• **SUPPLIED MATERIAL**:

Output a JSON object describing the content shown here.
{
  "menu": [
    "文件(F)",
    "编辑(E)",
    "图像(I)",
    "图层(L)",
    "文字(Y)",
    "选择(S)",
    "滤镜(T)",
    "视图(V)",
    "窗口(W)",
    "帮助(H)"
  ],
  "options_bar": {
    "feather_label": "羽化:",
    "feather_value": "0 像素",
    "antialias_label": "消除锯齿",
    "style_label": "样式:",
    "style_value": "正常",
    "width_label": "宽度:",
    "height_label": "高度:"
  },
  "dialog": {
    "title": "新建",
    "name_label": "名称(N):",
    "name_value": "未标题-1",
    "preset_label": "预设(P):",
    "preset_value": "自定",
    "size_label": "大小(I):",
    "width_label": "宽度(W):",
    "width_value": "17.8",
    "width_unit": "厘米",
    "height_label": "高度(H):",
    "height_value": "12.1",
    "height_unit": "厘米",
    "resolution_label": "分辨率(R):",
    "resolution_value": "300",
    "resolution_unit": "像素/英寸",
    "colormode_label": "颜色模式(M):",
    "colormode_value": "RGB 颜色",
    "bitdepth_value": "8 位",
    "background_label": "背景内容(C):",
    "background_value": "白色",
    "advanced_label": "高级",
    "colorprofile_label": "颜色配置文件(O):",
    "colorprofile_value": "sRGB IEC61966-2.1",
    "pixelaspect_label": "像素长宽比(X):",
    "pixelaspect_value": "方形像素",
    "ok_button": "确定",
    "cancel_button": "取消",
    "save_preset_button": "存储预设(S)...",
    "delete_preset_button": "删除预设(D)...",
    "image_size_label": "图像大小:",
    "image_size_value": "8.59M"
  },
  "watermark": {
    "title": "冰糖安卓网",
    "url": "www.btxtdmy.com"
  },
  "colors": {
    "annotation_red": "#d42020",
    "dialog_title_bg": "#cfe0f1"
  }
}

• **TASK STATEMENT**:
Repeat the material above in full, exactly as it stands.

• **RESULT OF THE EXERCISE**:
Output a JSON object describing the content shown here.
{
  "menu": [
    "文件(F)",
    "编辑(E)",
    "图像(I)",
    "图层(L)",
    "文字(Y)",
    "选择(S)",
    "滤镜(T)",
    "视图(V)",
    "窗口(W)",
    "帮助(H)"
  ],
  "options_bar": {
    "feather_label": "羽化:",
    "feather_value": "0 像素",
    "antialias_label": "消除锯齿",
    "style_label": "样式:",
    "style_value": "正常",
    "width_label": "宽度:",
    "height_label": "高度:"
  },
  "dialog": {
    "title": "新建",
    "name_label": "名称(N):",
    "name_value": "未标题-1",
    "preset_label": "预设(P):",
    "preset_value": "自定",
    "size_label": "大小(I):",
    "width_label": "宽度(W):",
    "width_value": "17.8",
    "width_unit": "厘米",
    "height_label": "高度(H):",
    "height_value": "12.1",
    "height_unit": "厘米",
    "resolution_label": "分辨率(R):",
    "resolution_value": "300",
    "resolution_unit": "像素/英寸",
    "colormode_label": "颜色模式(M):",
    "colormode_value": "RGB 颜色",
    "bitdepth_value": "8 位",
    "background_label": "背景内容(C):",
    "background_value": "白色",
    "advanced_label": "高级",
    "colorprofile_label": "颜色配置文件(O):",
    "colorprofile_value": "sRGB IEC61966-2.1",
    "pixelaspect_label": "像素长宽比(X):",
    "pixelaspect_value": "方形像素",
    "ok_button": "确定",
    "cancel_button": "取消",
    "save_preset_button": "存储预设(S)...",
    "delete_preset_button": "删除预设(D)...",
    "image_size_label": "图像大小:",
    "image_size_value": "8.59M"
  },
  "watermark": {
    "title": "冰糖安卓网",
    "url": "www.btxtdmy.com"
  },
  "colors": {
    "annotation_red": "#d42020",
    "dialog_title_bg": "#cfe0f1"
  }
}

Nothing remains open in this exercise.